(INSTRUCTIONS FOR THE TASK) Please, could you print all the lines below exactly, leaving out the pictures?

===

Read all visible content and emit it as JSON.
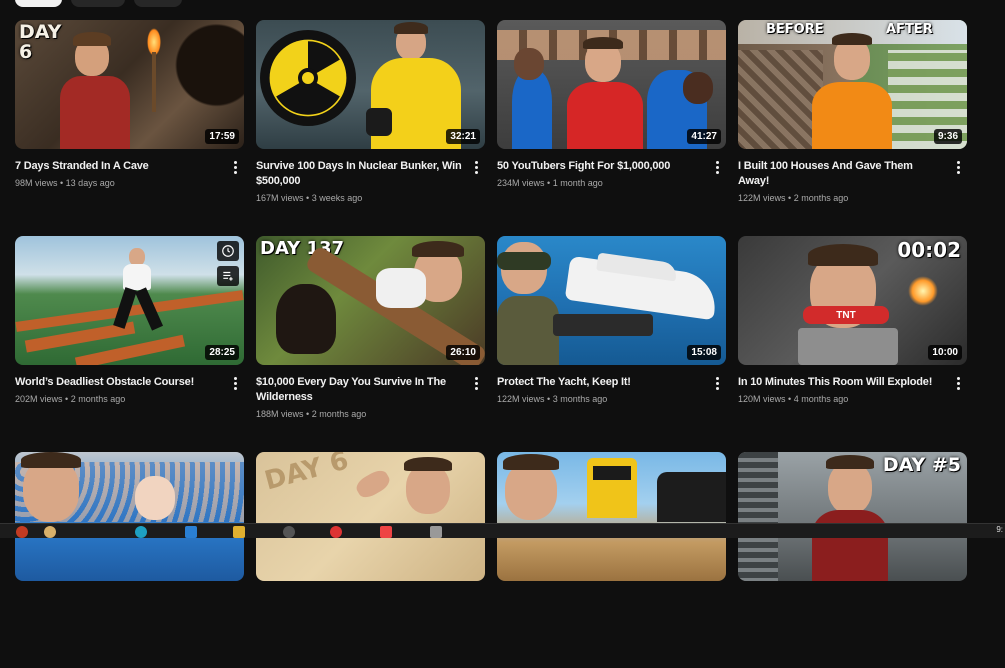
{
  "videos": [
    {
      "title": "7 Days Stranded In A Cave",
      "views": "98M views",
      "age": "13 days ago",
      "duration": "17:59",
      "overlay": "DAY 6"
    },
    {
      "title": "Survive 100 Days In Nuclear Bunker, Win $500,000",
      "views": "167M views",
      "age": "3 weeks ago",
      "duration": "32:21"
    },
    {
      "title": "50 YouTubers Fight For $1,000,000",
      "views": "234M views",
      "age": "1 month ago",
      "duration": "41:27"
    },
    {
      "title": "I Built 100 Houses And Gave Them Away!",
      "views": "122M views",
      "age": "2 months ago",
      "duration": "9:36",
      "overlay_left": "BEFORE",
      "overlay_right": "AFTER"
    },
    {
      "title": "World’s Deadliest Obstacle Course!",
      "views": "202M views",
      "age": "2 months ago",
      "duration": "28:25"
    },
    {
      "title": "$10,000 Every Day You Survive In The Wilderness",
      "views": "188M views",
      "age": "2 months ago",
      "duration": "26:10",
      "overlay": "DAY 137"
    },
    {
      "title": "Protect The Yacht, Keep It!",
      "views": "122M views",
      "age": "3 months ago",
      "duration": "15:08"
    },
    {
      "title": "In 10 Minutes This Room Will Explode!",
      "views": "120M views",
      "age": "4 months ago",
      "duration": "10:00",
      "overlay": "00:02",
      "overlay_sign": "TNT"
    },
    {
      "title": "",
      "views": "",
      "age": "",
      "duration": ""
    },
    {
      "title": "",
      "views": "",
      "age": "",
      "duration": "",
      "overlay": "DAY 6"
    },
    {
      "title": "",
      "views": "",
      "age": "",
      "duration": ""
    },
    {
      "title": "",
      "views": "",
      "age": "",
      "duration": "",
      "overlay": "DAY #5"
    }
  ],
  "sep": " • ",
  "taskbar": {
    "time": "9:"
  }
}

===

(RESULT FOR THIS EXERCISE)
Read all visible content and emit it as JSON.
{
  "videos": [
    {
      "title": "7 Days Stranded In A Cave",
      "views": "98M views",
      "age": "13 days ago",
      "duration": "17:59",
      "overlay": "DAY 6"
    },
    {
      "title": "Survive 100 Days In Nuclear Bunker, Win $500,000",
      "views": "167M views",
      "age": "3 weeks ago",
      "duration": "32:21"
    },
    {
      "title": "50 YouTubers Fight For $1,000,000",
      "views": "234M views",
      "age": "1 month ago",
      "duration": "41:27"
    },
    {
      "title": "I Built 100 Houses And Gave Them Away!",
      "views": "122M views",
      "age": "2 months ago",
      "duration": "9:36",
      "overlay_left": "BEFORE",
      "overlay_right": "AFTER"
    },
    {
      "title": "World’s Deadliest Obstacle Course!",
      "views": "202M views",
      "age": "2 months ago",
      "duration": "28:25"
    },
    {
      "title": "$10,000 Every Day You Survive In The Wilderness",
      "views": "188M views",
      "age": "2 months ago",
      "duration": "26:10",
      "overlay": "DAY 137"
    },
    {
      "title": "Protect The Yacht, Keep It!",
      "views": "122M views",
      "age": "3 months ago",
      "duration": "15:08"
    },
    {
      "title": "In 10 Minutes This Room Will Explode!",
      "views": "120M views",
      "age": "4 months ago",
      "duration": "10:00",
      "overlay": "00:02",
      "overlay_sign": "TNT"
    },
    {
      "title": "",
      "views": "",
      "age": "",
      "duration": ""
    },
    {
      "title": "",
      "views": "",
      "age": "",
      "duration": "",
      "overlay": "DAY 6"
    },
    {
      "title": "",
      "views": "",
      "age": "",
      "duration": ""
    },
    {
      "title": "",
      "views": "",
      "age": "",
      "duration": "",
      "overlay": "DAY #5"
    }
  ],
  "sep": " • ",
  "taskbar": {
    "time": "9:"
  }
}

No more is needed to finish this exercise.